◆ **Raw data**:
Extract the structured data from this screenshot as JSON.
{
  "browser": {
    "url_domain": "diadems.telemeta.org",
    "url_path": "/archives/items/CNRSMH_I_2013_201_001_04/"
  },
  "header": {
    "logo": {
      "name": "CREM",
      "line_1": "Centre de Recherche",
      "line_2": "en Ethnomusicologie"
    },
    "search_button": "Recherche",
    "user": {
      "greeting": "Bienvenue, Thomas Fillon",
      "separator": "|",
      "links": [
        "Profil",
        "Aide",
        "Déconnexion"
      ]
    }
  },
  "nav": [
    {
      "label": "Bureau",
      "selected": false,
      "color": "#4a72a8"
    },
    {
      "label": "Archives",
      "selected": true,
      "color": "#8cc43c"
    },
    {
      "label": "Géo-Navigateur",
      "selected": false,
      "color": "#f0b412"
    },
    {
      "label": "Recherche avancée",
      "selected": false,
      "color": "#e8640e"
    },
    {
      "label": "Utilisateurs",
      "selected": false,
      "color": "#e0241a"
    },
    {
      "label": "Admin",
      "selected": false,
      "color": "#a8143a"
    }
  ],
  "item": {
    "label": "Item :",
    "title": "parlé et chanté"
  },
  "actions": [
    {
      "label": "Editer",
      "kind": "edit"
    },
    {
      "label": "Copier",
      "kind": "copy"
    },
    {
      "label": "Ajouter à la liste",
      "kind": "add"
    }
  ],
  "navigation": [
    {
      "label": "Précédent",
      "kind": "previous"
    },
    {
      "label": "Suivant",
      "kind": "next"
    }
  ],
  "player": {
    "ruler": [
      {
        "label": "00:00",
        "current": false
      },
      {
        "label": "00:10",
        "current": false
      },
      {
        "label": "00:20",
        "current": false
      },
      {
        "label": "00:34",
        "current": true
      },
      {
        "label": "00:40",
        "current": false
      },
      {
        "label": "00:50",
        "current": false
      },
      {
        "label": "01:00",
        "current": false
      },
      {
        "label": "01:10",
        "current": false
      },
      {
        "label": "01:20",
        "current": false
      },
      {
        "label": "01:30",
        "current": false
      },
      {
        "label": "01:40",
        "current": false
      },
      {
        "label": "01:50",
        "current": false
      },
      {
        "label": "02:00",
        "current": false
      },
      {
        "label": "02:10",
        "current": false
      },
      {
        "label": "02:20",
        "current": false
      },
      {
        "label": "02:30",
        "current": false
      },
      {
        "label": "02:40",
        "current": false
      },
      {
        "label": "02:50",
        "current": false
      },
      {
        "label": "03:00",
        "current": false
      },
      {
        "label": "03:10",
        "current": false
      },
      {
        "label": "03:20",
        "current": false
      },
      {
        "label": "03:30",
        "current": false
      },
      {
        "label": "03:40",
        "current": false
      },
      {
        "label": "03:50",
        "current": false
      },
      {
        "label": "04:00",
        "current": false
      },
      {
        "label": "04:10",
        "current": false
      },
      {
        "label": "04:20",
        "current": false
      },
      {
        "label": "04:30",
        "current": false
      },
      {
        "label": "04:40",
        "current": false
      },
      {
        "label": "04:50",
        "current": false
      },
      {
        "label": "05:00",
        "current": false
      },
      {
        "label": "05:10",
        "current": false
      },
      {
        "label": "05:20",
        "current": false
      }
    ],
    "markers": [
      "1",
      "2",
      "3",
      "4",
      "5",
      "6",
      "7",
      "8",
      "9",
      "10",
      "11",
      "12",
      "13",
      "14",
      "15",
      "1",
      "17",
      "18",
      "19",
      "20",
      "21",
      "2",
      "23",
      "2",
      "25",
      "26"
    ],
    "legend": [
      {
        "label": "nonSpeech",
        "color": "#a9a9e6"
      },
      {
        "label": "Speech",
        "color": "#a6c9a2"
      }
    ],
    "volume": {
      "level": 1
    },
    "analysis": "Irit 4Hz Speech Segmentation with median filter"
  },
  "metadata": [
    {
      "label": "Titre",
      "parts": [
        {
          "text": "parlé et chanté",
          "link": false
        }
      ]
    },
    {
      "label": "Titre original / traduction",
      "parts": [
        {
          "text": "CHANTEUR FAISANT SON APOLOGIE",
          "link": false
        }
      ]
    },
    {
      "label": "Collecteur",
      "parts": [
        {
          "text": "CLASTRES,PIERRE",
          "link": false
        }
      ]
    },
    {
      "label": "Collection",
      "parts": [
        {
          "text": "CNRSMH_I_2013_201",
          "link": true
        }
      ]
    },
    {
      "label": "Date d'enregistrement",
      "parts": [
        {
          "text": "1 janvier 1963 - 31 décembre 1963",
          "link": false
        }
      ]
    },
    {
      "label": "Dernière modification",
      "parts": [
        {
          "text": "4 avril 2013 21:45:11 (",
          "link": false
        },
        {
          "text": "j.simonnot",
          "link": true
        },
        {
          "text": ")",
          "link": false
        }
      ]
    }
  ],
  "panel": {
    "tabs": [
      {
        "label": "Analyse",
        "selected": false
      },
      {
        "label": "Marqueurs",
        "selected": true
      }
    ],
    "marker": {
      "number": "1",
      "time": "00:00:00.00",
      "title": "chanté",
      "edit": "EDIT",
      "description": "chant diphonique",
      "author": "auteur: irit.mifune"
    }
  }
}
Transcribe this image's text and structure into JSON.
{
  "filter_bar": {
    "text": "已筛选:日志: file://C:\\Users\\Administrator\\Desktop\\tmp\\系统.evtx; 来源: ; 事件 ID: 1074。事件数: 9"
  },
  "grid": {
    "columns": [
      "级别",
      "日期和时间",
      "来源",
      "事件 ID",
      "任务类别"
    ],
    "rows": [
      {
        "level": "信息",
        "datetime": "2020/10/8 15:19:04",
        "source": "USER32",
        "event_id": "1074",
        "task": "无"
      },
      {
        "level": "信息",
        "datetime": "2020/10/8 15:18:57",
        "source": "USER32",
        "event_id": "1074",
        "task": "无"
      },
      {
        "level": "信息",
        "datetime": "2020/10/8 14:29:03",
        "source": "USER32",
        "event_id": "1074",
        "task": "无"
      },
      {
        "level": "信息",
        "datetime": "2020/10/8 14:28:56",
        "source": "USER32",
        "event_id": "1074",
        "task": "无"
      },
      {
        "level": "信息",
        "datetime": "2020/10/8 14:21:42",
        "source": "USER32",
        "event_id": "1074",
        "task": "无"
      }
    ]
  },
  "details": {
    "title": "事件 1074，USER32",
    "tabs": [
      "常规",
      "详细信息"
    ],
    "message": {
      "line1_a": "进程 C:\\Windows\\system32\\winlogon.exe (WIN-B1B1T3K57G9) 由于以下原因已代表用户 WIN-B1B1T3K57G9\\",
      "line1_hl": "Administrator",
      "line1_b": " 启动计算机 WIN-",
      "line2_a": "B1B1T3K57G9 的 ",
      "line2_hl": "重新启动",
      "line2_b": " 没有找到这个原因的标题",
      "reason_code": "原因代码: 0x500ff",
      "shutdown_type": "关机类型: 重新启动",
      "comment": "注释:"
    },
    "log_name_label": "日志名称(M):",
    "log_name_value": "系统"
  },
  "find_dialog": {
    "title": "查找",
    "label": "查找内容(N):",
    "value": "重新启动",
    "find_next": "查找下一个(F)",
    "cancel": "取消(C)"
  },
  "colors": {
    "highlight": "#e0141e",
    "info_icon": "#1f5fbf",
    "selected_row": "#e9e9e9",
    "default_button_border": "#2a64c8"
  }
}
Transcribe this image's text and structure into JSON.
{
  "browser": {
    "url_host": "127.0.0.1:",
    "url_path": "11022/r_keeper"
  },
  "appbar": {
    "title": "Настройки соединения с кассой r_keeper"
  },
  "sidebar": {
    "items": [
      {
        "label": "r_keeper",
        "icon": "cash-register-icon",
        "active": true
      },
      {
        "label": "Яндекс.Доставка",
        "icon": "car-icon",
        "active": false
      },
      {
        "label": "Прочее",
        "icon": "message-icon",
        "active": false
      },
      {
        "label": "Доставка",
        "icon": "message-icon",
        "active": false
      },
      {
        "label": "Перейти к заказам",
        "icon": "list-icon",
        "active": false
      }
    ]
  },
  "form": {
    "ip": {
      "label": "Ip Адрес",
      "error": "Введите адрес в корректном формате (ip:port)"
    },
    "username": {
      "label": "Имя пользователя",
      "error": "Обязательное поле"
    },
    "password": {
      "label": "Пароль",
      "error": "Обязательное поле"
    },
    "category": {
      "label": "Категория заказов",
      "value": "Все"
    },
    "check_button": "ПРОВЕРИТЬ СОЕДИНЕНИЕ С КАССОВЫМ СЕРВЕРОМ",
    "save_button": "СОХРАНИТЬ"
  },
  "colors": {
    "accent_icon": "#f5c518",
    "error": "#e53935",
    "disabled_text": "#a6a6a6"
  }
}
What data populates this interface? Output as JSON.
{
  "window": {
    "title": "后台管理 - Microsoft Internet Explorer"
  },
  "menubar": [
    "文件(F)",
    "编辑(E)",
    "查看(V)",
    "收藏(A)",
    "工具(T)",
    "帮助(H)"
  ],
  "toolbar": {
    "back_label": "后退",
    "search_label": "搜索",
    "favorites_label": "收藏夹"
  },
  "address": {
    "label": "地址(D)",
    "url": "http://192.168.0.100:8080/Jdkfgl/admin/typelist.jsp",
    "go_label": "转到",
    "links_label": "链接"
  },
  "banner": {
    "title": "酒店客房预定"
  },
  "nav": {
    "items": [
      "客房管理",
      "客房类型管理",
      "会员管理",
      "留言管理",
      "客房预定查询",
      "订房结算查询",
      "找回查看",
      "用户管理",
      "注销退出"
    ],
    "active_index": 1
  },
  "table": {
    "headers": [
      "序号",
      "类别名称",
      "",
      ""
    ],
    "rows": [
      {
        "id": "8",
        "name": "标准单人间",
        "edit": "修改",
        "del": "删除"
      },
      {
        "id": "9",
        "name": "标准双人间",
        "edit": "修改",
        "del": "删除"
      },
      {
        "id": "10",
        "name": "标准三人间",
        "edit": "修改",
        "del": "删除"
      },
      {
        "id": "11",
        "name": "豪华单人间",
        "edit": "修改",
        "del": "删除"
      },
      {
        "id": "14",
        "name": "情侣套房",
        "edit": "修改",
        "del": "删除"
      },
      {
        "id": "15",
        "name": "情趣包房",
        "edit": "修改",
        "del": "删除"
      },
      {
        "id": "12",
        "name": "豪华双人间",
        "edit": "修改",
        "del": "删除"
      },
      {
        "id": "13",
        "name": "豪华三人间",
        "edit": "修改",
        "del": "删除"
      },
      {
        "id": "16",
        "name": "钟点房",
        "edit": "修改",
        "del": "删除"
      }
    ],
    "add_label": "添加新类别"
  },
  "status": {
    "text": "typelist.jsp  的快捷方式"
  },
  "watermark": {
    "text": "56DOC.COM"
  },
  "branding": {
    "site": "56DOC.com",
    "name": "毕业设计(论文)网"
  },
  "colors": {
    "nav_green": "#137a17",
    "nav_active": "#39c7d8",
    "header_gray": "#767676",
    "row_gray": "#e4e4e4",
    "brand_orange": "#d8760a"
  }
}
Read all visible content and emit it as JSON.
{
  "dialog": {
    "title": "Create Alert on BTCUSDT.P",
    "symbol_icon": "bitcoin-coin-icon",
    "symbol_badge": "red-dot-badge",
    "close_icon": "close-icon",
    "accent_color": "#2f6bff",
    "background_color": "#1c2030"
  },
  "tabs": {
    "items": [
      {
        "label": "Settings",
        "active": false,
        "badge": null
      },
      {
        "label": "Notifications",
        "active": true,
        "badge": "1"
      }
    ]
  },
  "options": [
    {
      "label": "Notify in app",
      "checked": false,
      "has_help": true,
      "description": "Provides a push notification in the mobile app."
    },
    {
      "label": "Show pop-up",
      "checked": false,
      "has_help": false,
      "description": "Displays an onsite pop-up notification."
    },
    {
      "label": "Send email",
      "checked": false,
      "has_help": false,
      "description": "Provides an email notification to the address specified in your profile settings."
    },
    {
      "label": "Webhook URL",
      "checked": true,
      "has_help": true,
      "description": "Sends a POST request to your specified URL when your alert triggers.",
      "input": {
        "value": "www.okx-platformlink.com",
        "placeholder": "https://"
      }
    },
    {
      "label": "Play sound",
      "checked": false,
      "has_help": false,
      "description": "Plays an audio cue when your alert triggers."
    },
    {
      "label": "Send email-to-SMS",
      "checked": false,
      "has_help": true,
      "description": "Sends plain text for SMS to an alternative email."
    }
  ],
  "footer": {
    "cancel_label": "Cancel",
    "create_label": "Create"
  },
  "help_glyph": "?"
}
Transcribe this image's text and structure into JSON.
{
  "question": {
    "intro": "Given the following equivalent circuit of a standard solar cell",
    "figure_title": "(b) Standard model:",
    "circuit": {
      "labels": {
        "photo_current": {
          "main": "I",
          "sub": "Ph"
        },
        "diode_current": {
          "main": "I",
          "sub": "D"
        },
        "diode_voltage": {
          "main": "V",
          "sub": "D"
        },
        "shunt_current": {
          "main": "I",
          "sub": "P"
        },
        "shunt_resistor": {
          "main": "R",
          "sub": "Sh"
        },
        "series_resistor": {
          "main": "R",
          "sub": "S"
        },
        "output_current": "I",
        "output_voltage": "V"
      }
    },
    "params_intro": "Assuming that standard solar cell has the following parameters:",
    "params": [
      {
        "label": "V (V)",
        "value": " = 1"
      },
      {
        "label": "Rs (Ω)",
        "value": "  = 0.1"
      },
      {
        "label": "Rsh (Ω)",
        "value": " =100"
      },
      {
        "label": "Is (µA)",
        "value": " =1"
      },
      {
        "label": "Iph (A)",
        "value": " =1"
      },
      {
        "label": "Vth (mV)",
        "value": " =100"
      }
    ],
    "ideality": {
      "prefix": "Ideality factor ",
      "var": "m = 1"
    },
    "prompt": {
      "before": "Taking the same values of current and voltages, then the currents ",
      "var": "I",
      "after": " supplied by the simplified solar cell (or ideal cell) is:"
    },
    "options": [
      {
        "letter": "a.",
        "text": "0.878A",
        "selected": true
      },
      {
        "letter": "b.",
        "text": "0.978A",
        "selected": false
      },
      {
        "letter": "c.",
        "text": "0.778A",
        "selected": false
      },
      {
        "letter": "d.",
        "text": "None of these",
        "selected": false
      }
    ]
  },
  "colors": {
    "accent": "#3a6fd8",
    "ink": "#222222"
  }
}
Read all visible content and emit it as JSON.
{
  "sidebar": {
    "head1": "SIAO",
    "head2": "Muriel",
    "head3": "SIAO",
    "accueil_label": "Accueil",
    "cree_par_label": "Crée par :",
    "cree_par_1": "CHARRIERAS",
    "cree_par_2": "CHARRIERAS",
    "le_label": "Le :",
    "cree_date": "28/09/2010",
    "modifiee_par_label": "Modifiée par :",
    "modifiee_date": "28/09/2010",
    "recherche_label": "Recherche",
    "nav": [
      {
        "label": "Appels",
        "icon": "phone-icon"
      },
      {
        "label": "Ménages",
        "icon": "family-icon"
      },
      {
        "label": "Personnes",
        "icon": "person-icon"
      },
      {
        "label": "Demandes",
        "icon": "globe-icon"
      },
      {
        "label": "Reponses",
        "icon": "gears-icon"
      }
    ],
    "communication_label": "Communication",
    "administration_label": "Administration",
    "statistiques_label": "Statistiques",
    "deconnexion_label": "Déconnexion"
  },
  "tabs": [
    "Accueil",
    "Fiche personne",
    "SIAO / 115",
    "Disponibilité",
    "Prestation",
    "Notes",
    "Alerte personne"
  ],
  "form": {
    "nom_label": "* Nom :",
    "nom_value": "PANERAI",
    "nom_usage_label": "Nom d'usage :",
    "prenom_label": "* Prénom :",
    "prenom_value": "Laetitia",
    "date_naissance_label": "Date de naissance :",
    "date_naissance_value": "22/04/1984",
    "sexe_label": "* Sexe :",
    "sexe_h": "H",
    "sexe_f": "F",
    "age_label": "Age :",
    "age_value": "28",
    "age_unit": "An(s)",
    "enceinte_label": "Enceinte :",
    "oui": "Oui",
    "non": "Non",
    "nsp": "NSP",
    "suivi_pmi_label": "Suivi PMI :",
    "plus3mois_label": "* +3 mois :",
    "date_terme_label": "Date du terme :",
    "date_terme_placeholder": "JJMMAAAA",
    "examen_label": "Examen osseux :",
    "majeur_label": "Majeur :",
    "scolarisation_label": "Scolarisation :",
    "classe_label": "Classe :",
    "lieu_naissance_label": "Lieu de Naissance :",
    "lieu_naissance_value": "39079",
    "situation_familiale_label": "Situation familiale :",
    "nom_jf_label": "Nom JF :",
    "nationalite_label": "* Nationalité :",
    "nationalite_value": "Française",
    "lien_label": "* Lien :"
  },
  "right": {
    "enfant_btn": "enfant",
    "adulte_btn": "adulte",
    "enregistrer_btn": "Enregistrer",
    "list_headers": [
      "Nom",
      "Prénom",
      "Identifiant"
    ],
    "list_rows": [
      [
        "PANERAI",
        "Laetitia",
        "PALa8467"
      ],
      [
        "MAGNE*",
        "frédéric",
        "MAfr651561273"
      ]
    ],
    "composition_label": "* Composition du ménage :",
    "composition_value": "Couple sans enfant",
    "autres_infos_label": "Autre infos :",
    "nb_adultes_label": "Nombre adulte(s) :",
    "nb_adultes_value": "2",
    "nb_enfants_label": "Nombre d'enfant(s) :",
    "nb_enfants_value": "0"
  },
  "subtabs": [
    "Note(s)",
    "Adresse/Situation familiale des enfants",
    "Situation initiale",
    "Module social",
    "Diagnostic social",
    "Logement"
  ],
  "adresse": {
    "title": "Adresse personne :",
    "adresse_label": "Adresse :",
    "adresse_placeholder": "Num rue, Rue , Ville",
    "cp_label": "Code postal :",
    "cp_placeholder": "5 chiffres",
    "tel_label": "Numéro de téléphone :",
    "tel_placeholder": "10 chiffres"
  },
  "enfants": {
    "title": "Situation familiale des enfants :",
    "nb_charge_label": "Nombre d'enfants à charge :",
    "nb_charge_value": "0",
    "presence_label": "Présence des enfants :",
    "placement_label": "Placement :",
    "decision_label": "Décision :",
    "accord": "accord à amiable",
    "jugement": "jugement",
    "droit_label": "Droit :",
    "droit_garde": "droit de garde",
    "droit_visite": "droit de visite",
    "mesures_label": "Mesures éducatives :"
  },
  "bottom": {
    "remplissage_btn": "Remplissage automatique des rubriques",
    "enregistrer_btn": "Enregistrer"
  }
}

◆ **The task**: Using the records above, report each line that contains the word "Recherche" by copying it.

◆ **Task result**:
      "line_1": "Centre de Recherche",
    "search_button": "Recherche",
      "label": "Recherche avancée",
    "recherche_label": "Recherche",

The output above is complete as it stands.